Adopted 13 March 1867, disused 1868-1874, abolished 1931
A nice picture of the 1867-1931 royal standard as used by King Alphonse XIII (1886-1931) is shown at the Naval Museum website.
Please note that the field of the flag is larger than the picture, i.e. the arms did not occupy such a large proportion of the field.
Santiago Dotor, 09 Feb 2005
The royal standard, a square purple flag with the greater royal arms, was legally adopted in the Instruction on insignia and flags, honours and salutes (Instrucción sobre insignias y banderas, honores y saludos) of 13 March 1867 and was kept in use (except for the period 1868-1874) until the second Republic was proclaimed. Calvo and Grávalos 1983 [cag83] says it was used without legal support from 1833 to 1867, but gives no sources, making such a statement doubtful.
This royal standard was used by the Kings and Queen of Spain, the Princes and Princesses of Asturias, the King's children (Infantes and Infantas of Spain) and the consorts of all of them. A Royal Decree of 1 March 1893 created a royal standard with the same elements but swallowtailed to be used by the Infantes and Infantas of Spain and their consorts, leaving the square royal standard for the other members of the royal family.
The use of both standards was always to indicate the presence of a royal authority on board a Navy vessel.
Luis Miguel Arias, 23 Jan 2006
May I add that it is not yet clear why was the traditional red colour of Spanish royal standards changed to purple. Some authors mention this was a mistake in the production of the actual standard, later perpetuated by the 1867 law.

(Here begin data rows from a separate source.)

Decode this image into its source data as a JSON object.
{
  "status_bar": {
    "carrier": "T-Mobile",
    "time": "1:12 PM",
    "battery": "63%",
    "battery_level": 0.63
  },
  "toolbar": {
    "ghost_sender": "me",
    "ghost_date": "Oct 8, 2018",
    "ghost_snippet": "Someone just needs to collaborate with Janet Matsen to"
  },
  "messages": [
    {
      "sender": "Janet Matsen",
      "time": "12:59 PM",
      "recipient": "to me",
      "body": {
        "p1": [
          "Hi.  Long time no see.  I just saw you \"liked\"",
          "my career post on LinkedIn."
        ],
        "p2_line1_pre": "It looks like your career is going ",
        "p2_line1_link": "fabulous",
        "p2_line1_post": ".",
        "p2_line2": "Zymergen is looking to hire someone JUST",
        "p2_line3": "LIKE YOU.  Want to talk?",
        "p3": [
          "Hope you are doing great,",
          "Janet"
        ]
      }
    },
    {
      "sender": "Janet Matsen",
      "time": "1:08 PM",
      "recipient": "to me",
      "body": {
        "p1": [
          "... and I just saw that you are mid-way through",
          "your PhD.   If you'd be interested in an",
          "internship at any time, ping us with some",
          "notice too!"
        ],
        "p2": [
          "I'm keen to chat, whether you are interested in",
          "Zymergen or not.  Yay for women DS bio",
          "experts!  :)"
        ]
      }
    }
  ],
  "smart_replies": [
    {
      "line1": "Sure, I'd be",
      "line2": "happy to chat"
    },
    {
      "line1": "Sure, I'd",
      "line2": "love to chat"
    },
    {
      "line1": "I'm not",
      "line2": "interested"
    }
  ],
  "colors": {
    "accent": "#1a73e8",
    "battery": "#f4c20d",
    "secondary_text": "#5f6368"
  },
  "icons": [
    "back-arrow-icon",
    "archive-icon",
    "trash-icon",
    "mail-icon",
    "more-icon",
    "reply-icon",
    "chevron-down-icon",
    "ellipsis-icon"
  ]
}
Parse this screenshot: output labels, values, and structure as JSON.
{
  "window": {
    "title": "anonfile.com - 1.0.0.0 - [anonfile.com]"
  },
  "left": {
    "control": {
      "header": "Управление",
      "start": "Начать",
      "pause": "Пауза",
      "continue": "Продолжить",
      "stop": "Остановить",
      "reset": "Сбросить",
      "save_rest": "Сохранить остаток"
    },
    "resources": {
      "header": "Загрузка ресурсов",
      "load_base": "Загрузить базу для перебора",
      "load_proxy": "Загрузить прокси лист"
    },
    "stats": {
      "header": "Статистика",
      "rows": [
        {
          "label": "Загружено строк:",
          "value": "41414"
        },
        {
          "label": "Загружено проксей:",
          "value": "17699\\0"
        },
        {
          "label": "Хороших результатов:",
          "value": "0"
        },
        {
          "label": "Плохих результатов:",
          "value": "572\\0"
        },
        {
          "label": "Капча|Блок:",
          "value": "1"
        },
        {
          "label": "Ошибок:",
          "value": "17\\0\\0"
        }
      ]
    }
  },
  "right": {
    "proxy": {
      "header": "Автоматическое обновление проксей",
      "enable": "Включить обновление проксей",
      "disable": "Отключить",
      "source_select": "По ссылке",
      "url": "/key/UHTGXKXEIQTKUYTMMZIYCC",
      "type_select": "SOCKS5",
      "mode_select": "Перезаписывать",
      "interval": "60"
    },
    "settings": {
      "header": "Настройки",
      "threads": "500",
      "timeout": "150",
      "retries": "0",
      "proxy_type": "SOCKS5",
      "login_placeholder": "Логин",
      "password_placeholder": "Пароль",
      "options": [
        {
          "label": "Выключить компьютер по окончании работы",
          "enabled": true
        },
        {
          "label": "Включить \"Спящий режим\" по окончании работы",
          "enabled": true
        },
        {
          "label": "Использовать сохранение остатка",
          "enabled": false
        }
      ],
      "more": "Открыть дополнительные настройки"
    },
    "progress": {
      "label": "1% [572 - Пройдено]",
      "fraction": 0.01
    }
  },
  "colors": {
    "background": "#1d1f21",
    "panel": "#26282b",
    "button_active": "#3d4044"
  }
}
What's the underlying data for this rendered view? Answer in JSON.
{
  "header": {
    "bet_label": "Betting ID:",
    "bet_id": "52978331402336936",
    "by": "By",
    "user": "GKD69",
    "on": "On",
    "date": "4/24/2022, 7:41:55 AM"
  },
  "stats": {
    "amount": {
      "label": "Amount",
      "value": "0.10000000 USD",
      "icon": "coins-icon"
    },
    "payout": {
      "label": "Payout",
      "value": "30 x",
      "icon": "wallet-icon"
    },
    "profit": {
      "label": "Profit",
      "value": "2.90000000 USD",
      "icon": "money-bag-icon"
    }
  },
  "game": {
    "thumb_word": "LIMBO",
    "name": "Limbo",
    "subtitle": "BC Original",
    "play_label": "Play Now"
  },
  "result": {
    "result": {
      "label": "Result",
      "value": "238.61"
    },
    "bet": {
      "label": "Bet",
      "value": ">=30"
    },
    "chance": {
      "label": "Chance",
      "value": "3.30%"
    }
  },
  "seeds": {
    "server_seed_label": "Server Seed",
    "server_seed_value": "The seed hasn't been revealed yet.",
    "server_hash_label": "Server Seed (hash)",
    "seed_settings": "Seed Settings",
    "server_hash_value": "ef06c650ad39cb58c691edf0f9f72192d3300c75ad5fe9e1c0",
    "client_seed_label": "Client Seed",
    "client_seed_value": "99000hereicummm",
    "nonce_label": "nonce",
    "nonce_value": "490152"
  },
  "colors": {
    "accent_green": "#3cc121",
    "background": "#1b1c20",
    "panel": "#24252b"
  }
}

Santiago Dotor, 23 Jan 2006
Could the adoption of purple have been the result of a decision, as likely to have been unofficial as official, to imitate the ancient color of the Roman Emperors? After all, purple has been considered as a royal, if not an imperial, color since at least that time.
Ron Lahav, 23 Jan 2006